Sherwin-Williams elevated debt load combined with our current position in the business cycle may lead some investors to consider investments in more conservative securities. Valspar’s earnings are likely to fall if the economy begins to contract and the housing market slows.
Valuation & Expected Total Returns
Sherwin-Williams has many of the characteristics of a high-quality business; however, we have concerns that the company’s high elevation will have a negative impact on its expected total returns.
More specifically, Value Line (a resource that we use and trust) expects Sherwin-Williams to report adjusted earnings-per-share of $15 in fiscal 2017. Note that this figure is not the most accurate estimate we’ve used in our analyses because of the uncertainties presented by the newly-integrated Valspar business. In any case, though, Sherwin-Williams’ current stock price of ~$384 represents a price-to-earnings ratio of 25.6.
The following diagram compares Sherwin-Williams’ current valuation to its long-term historical average.
Source: Value Line
Sherwin-Williams’ current price-to-earnings ratio is 25.6 and its 10-year average price-to-earnings ratio is 19.6. The company is noticeably overvalued.
Despite the company’s other appealing characteristics (including the potential for high-single-digit earnings-per-share growth), Sherwin-Williams lofty valuation prevents us from issuing a buy recommendation on this high-quality security. Investors would do well to purchase shares of this stock during the next recession when its valuation is likely to revert to much more attractive levels. Income-oriented investors should note that the security has little capability to generate income, as its dividend yield is currently well below 1%.
Sherwin-Williams’ acquisition of Valspar, which closed this summer, has created some compelling growth opportunities for this high-quality dividend stock. Indeed, the company is likely to continue growing its earnings in the high-single-digits for the foreseeable future.
This is a typical example of a great business trading at a not-so-great price. We’ll let Warren Buffett take this one from here:
“For the investor, a too-high purchase price for the stock of an excellent company can undo the effects of a subsequent decade of favorable business developments.” – Warren Buffett
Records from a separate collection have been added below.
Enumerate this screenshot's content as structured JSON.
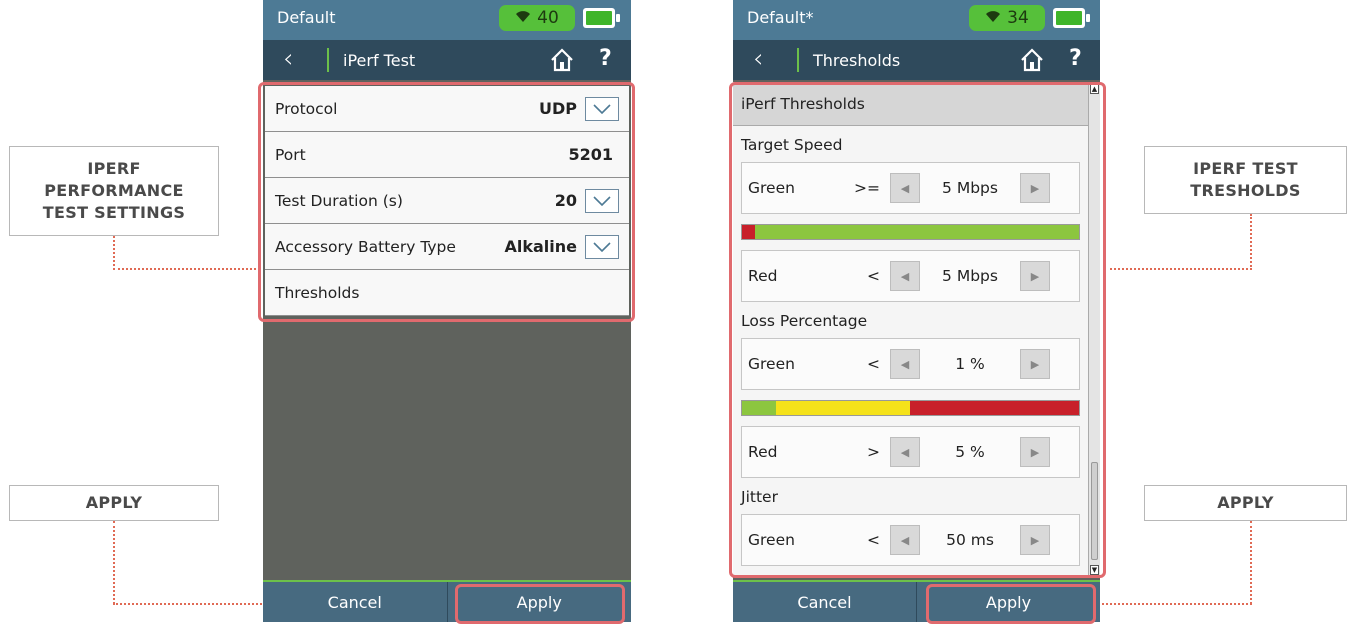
{
  "callouts": {
    "left_settings": [
      "IPERF",
      "PERFORMANCE",
      "TEST SETTINGS"
    ],
    "left_apply": "APPLY",
    "right_thresholds": [
      "IPERF TEST",
      "TRESHOLDS"
    ],
    "right_apply": "APPLY"
  },
  "left_screen": {
    "profile": "Default",
    "wifi_signal": "40",
    "nav_title": "iPerf Test",
    "help": "?",
    "rows": [
      {
        "label": "Protocol",
        "value": "UDP"
      },
      {
        "label": "Port",
        "value": "5201"
      },
      {
        "label": "Test Duration (s)",
        "value": "20"
      },
      {
        "label": "Accessory Battery Type",
        "value": "Alkaline"
      },
      {
        "label": "Thresholds",
        "value": ""
      }
    ],
    "cancel": "Cancel",
    "apply": "Apply"
  },
  "right_screen": {
    "profile": "Default*",
    "wifi_signal": "34",
    "nav_title": "Thresholds",
    "help": "?",
    "header": "iPerf Thresholds",
    "sections": [
      {
        "title": "Target Speed",
        "green": {
          "label": "Green",
          "op": ">=",
          "value": "5 Mbps"
        },
        "red": {
          "label": "Red",
          "op": "<",
          "value": "5 Mbps"
        },
        "bar": [
          {
            "color": "#c8202a",
            "fraction": 0.04
          },
          {
            "color": "#8cc63f",
            "fraction": 0.96
          }
        ]
      },
      {
        "title": "Loss Percentage",
        "green": {
          "label": "Green",
          "op": "<",
          "value": "1 %"
        },
        "red": {
          "label": "Red",
          "op": ">",
          "value": "5 %"
        },
        "bar": [
          {
            "color": "#8cc63f",
            "fraction": 0.1
          },
          {
            "color": "#f5e21a",
            "fraction": 0.4
          },
          {
            "color": "#c8202a",
            "fraction": 0.5
          }
        ]
      },
      {
        "title": "Jitter",
        "green": {
          "label": "Green",
          "op": "<",
          "value": "50 ms"
        },
        "bar": [
          {
            "color": "#8cc63f",
            "fraction": 0.08
          },
          {
            "color": "#f5e21a",
            "fraction": 0.1
          },
          {
            "color": "#c8202a",
            "fraction": 0.82
          }
        ]
      }
    ],
    "cancel": "Cancel",
    "apply": "Apply"
  },
  "colors": {
    "status_bar": "#4d7a95",
    "nav_bar": "#2f4a5c",
    "wifi_badge": "#56c03a",
    "highlight": "#e06a6e",
    "callout_line": "#e06a55"
  },
  "icons": [
    "wifi-icon",
    "battery-icon",
    "back-chevron-icon",
    "home-icon",
    "help-icon",
    "dropdown-chevron-icon",
    "arrow-left-icon",
    "arrow-right-icon"
  ]
}
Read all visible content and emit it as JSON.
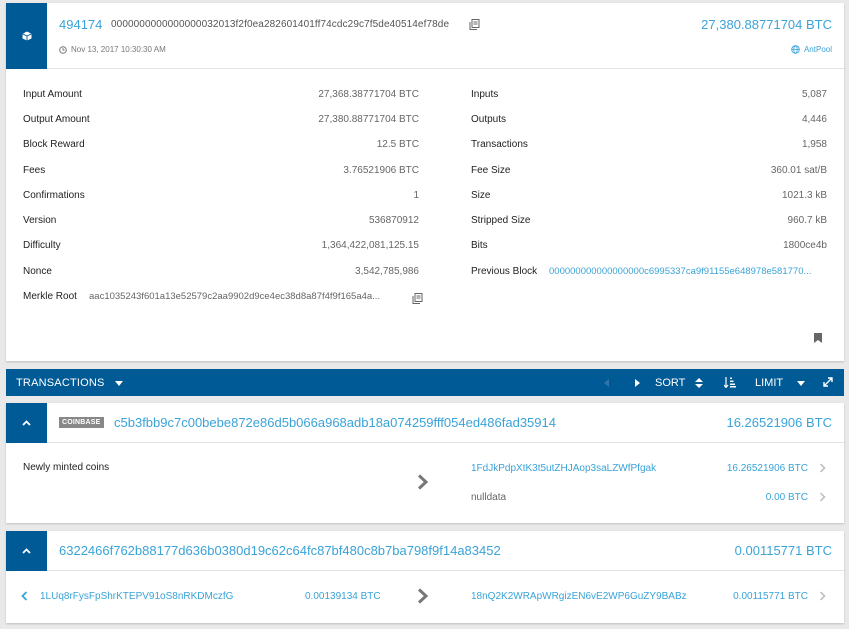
{
  "block": {
    "height": "494174",
    "hash": "0000000000000000032013f2f0ea282601401ff74cdc29c7f5de40514ef78de",
    "time": "Nov 13, 2017 10:30:30 AM",
    "amount": "27,380.88771704 BTC",
    "pool": "AntPool",
    "left_stats": [
      {
        "label": "Input Amount",
        "value": "27,368.38771704 BTC"
      },
      {
        "label": "Output Amount",
        "value": "27,380.88771704 BTC"
      },
      {
        "label": "Block Reward",
        "value": "12.5 BTC"
      },
      {
        "label": "Fees",
        "value": "3.76521906 BTC"
      },
      {
        "label": "Confirmations",
        "value": "1"
      },
      {
        "label": "Version",
        "value": "536870912"
      },
      {
        "label": "Difficulty",
        "value": "1,364,422,081,125.15"
      },
      {
        "label": "Nonce",
        "value": "3,542,785,986"
      }
    ],
    "merkle_label": "Merkle Root",
    "merkle_value": "aac1035243f601a13e52579c2aa9902d9ce4ec38d8a87f4f9f165a4a...",
    "right_stats": [
      {
        "label": "Inputs",
        "value": "5,087"
      },
      {
        "label": "Outputs",
        "value": "4,446"
      },
      {
        "label": "Transactions",
        "value": "1,958"
      },
      {
        "label": "Fee Size",
        "value": "360.01 sat/B"
      },
      {
        "label": "Size",
        "value": "1021.3 kB"
      },
      {
        "label": "Stripped Size",
        "value": "960.7 kB"
      },
      {
        "label": "Bits",
        "value": "1800ce4b"
      }
    ],
    "prev_label": "Previous Block",
    "prev_value": "000000000000000000c6995337ca9f91155e648978e581770..."
  },
  "tx_bar": {
    "title": "TRANSACTIONS",
    "sort_label": "SORT",
    "limit_label": "LIMIT"
  },
  "transactions": [
    {
      "badge": "COINBASE",
      "hash": "c5b3fbb9c7c00bebe872e86d5b066a968adb18a074259fff054ed486fad35914",
      "amount": "16.26521906 BTC",
      "input_text": "Newly minted coins",
      "outputs": [
        {
          "address": "1FdJkPdpXtK3t5utZHJAop3saLZWfPfgak",
          "amount": "16.26521906 BTC"
        },
        {
          "address": "nulldata",
          "amount": "0.00 BTC"
        }
      ]
    },
    {
      "hash": "6322466f762b88177d636b0380d19c62c64fc87bf480c8b7ba798f9f14a83452",
      "amount": "0.00115771 BTC",
      "input_address": "1LUq8rFysFpShrKTEPV91oS8nRKDMczfG",
      "input_amount": "0.00139134 BTC",
      "outputs": [
        {
          "address": "18nQ2K2WRApWRgizEN6vE2WP6GuZY9BABz",
          "amount": "0.00115771 BTC"
        }
      ]
    }
  ],
  "colors": {
    "primary": "#005a96",
    "link": "#3aa3d8"
  }
}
We recommend waiting for a better entry price for Sherwin-Williams shares, although the company remains a hold for investors carrying the stock at much lower cost bases.